---------- Data shown ----------
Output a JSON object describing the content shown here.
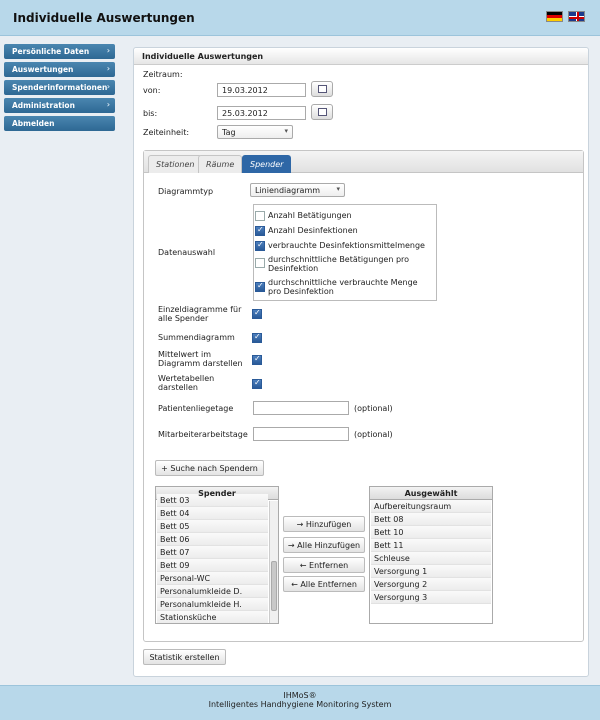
{
  "header": {
    "title": "Individuelle Auswertungen"
  },
  "nav": [
    {
      "label": "Persönliche Daten"
    },
    {
      "label": "Auswertungen"
    },
    {
      "label": "Spenderinformationen"
    },
    {
      "label": "Administration"
    },
    {
      "label": "Abmelden"
    }
  ],
  "panel": {
    "title": "Individuelle Auswertungen",
    "zeitraum_label": "Zeitraum:",
    "von_label": "von:",
    "von_value": "19.03.2012",
    "bis_label": "bis:",
    "bis_value": "25.03.2012",
    "zeiteinheit_label": "Zeiteinheit:",
    "zeiteinheit_value": "Tag"
  },
  "tabs": [
    {
      "label": "Stationen"
    },
    {
      "label": "Räume"
    },
    {
      "label": "Spender",
      "active": true
    }
  ],
  "form": {
    "diagrammtyp_label": "Diagrammtyp",
    "diagrammtyp_value": "Liniendiagramm",
    "datenauswahl_label": "Datenauswahl",
    "datenauswahl": [
      {
        "label": "Anzahl Betätigungen",
        "checked": false
      },
      {
        "label": "Anzahl Desinfektionen",
        "checked": true
      },
      {
        "label": "verbrauchte Desinfektionsmittelmenge",
        "checked": true
      },
      {
        "label": "durchschnittliche Betätigungen pro Desinfektion",
        "checked": false
      },
      {
        "label": "durchschnittliche verbrauchte Menge pro Desinfektion",
        "checked": true
      }
    ],
    "einzeldiagramme_label": "Einzeldiagramme für alle Spender",
    "summendiagramm_label": "Summendiagramm",
    "mittelwert_label": "Mittelwert im Diagramm darstellen",
    "wertetabellen_label": "Wertetabellen darstellen",
    "patientenliegetage_label": "Patientenliegetage",
    "mitarbeiterarbeitstage_label": "Mitarbeiterarbeitstage",
    "optional": "(optional)",
    "suche_button": "Suche nach Spendern"
  },
  "spender": {
    "header": "Spender",
    "items": [
      "Bett 03",
      "Bett 04",
      "Bett 05",
      "Bett 06",
      "Bett 07",
      "Bett 09",
      "Personal-WC",
      "Personalumkleide D.",
      "Personalumkleide H.",
      "Stationsküche"
    ]
  },
  "ausgewaehlt": {
    "header": "Ausgewählt",
    "items": [
      "Aufbereitungsraum",
      "Bett 08",
      "Bett 10",
      "Bett 11",
      "Schleuse",
      "Versorgung 1",
      "Versorgung 2",
      "Versorgung 3"
    ]
  },
  "buttons": {
    "hinzufuegen": "Hinzufügen",
    "alle_hinzufuegen": "Alle Hinzufügen",
    "entfernen": "Entfernen",
    "alle_entfernen": "Alle Entfernen",
    "statistik": "Statistik erstellen"
  },
  "footer": {
    "line1": "IHMoS®",
    "line2": "Intelligentes Handhygiene Monitoring System"
  }
}
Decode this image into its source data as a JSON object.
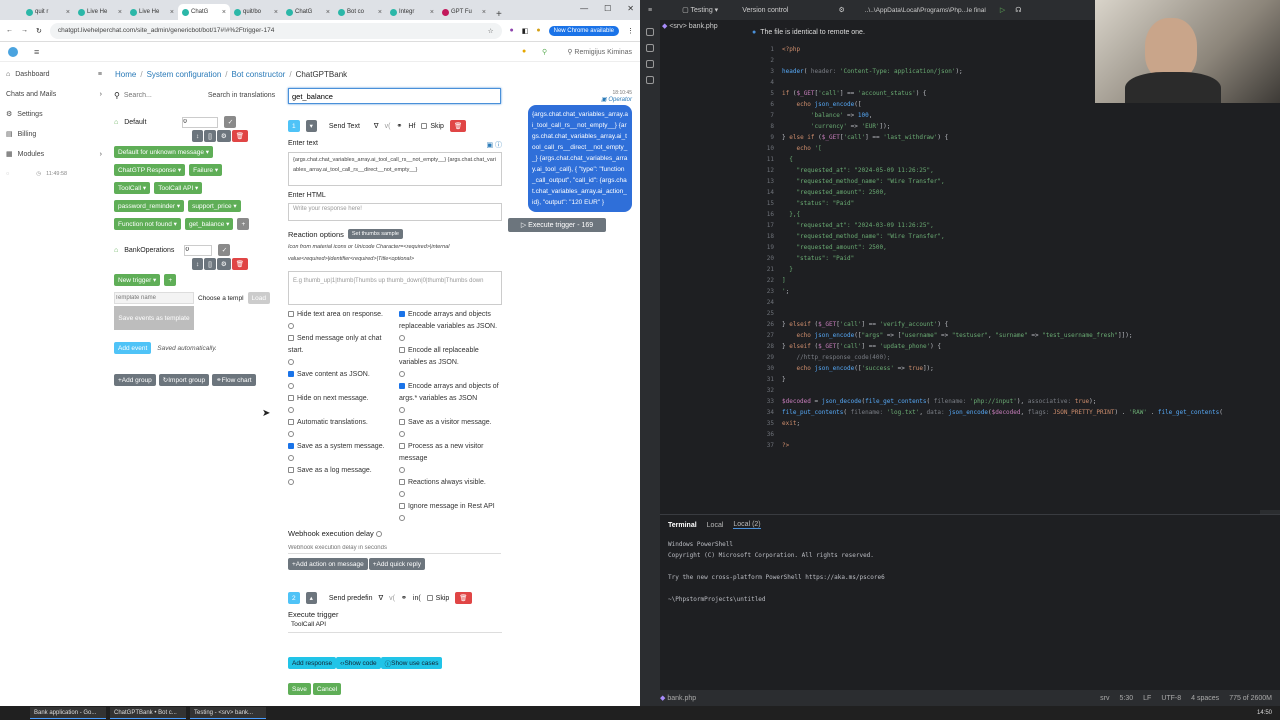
{
  "browser": {
    "tabs": [
      "quit r",
      "Live He",
      "Live He",
      "ChatG",
      "quit/bo",
      "ChatG",
      "Bot co",
      "Integr",
      "GPT Fu"
    ],
    "url": "chatgpt.livehelperchat.com/site_admin/genericbot/bot/17#!#%2Ftrigger-174",
    "chrome_available": "New Chrome available"
  },
  "app": {
    "user": "Remigijus Kiminas",
    "nav": [
      "Dashboard",
      "Chats and Mails",
      "Settings",
      "Billing",
      "Modules"
    ],
    "time": "11:49:58",
    "breadcrumb": [
      "Home",
      "System configuration",
      "Bot constructor",
      "ChatGPTBank"
    ],
    "search_placeholder": "Search...",
    "search_translations": "Search in translations",
    "group_default": "Default",
    "group_default_count": "0",
    "triggers": [
      [
        "Default for unknown message",
        "Failure"
      ],
      [
        "ChatGTP Response",
        "Failure"
      ],
      [
        "ToolCall",
        "ToolCall API"
      ],
      [
        "password_reminder",
        "support_price"
      ],
      [
        "Function not found",
        "get_balance"
      ]
    ],
    "group_bank": "BankOperations",
    "group_bank_count": "0",
    "new_trigger": "New trigger",
    "template_name_placeholder": "Template name",
    "choose_template": "Choose a templ",
    "load": "Load",
    "save_events": "Save events as template",
    "add_event": "Add event",
    "saved_auto": "Saved automatically.",
    "add_group": "Add group",
    "import_group": "Import group",
    "flow_chart": "Flow chart"
  },
  "trigger": {
    "name": "get_balance",
    "action1_num": "1",
    "action1_type": "Send Text",
    "skip": "Skip",
    "enter_text_label": "Enter text",
    "enter_text_value": "{args.chat.chat_variables_array.ai_tool_call_rs__not_empty__} {args.chat.chat_variables_array.ai_tool_call_rs__direct__not_empty__}",
    "enter_html_label": "Enter HTML",
    "enter_html_placeholder": "Write your response here!",
    "reaction_label": "Reaction options",
    "set_thumbs": "Set thumbs sample",
    "reaction_help": "Icon from material icons or Unicode Character=<required>|internal value<required>|identifier<required>|Title<optional>",
    "reaction_placeholder": "E.g thumb_up|1|thumb|Thumbs up thumb_down|0|thumb|Thumbs down",
    "checks_left": [
      [
        "Hide text area on response.",
        false
      ],
      [
        "Send message only at chat start.",
        false
      ],
      [
        "Save content as JSON.",
        true
      ],
      [
        "Hide on next message.",
        false
      ],
      [
        "Automatic translations.",
        false
      ],
      [
        "Save as a system message.",
        true
      ],
      [
        "Save as a log message.",
        false
      ]
    ],
    "checks_right": [
      [
        "Encode arrays and objects replaceable variables as JSON.",
        true
      ],
      [
        "Encode all replaceable variables as JSON.",
        false
      ],
      [
        "Encode arrays and objects of args.* variables as JSON",
        true
      ],
      [
        "Save as a visitor message.",
        false
      ],
      [
        "Process as a new visitor message",
        false
      ],
      [
        "Reactions always visible.",
        false
      ],
      [
        "Ignore message in Rest API",
        false
      ]
    ],
    "webhook_label": "Webhook execution delay",
    "webhook_placeholder": "Webhook execution delay in seconds",
    "add_action_msg": "Add action on message",
    "add_quick_reply": "Add quick reply",
    "action2_num": "2",
    "action2_type": "Send predefin",
    "execute_trigger_label": "Execute trigger",
    "execute_trigger_value": "ToolCall API",
    "add_response": "Add response",
    "show_code": "Show code",
    "show_use_cases": "Show use cases",
    "save": "Save",
    "cancel": "Cancel"
  },
  "preview": {
    "time": "18:10:45",
    "role": "Operator",
    "bubble": "{args.chat.chat_variables_array.ai_tool_call_rs__not_empty__} {args.chat.chat_variables_array.ai_tool_call_rs__direct__not_empty__} {args.chat.chat_variables_array.ai_tool_call}, { \"type\": \"function_call_output\", \"call_id\": {args.chat.chat_variables_array.ai_action_id}, \"output\": \"120 EUR\" }",
    "execute_btn": "Execute trigger - 169"
  },
  "ide": {
    "project": "Testing",
    "vcs": "Version control",
    "path": "..\\..\\AppData\\Local\\Programs\\Php...le final",
    "file_tab": "<srv> bank.php",
    "notice": "The file is identical to remote one.",
    "terminal_tabs": [
      "Terminal",
      "Local",
      "Local (2)"
    ],
    "terminal_lines": [
      "Windows PowerShell",
      "Copyright (C) Microsoft Corporation. All rights reserved.",
      "",
      "Try the new cross-platform PowerShell https://aka.ms/pscore6",
      "",
      "~\\PhpstormProjects\\untitled"
    ],
    "status_file": "bank.php",
    "status_right": [
      "srv",
      "5:30",
      "LF",
      "UTF-8",
      "4 spaces",
      "775 of 2600M"
    ]
  },
  "taskbar": [
    "Bank application - Go...",
    "ChatGPTBank • Bot c...",
    "Testing - <srv> bank..."
  ],
  "clock": "14:50"
}
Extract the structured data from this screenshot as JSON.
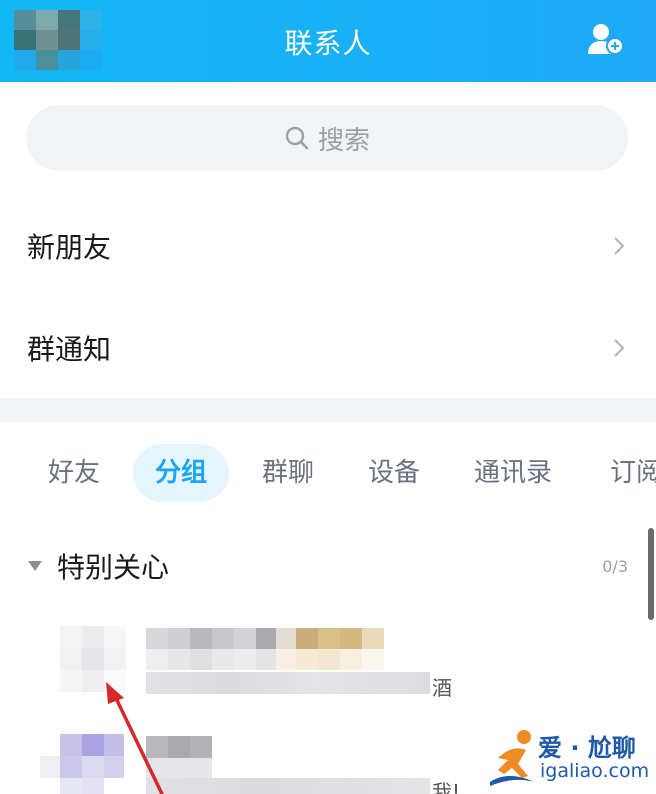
{
  "header": {
    "title": "联系人",
    "background": "#12b7f5",
    "add_icon": "add-contact-icon"
  },
  "search": {
    "label": "搜索",
    "icon": "search-icon"
  },
  "rows": [
    {
      "label": "新朋友"
    },
    {
      "label": "群通知"
    }
  ],
  "tabs": [
    {
      "label": "好友",
      "active": false
    },
    {
      "label": "分组",
      "active": true
    },
    {
      "label": "群聊",
      "active": false
    },
    {
      "label": "设备",
      "active": false
    },
    {
      "label": "通讯录",
      "active": false
    },
    {
      "label": "订阅",
      "active": false
    }
  ],
  "group": {
    "title": "特别关心",
    "count": "0/3"
  },
  "contacts": [
    {
      "status_suffix": "酒"
    },
    {
      "status_suffix": "我!"
    }
  ],
  "watermark": {
    "line1": "爱 · 尬聊",
    "line2": "igaliao.com"
  },
  "colors": {
    "accent": "#1aa6f0",
    "annotation_arrow": "#d42a2a"
  }
}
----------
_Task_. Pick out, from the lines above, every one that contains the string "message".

_Response box_.
        "Default for unknown message",
        "Send message only at chat start.",
        "Hide on next message.",
        "Save as a system message.",
        "Save as a log message.",
        "Save as a visitor message.",
        "Process as a new visitor message",
        "Ignore message in Rest API",
    "add_action_msg": "Add action on message",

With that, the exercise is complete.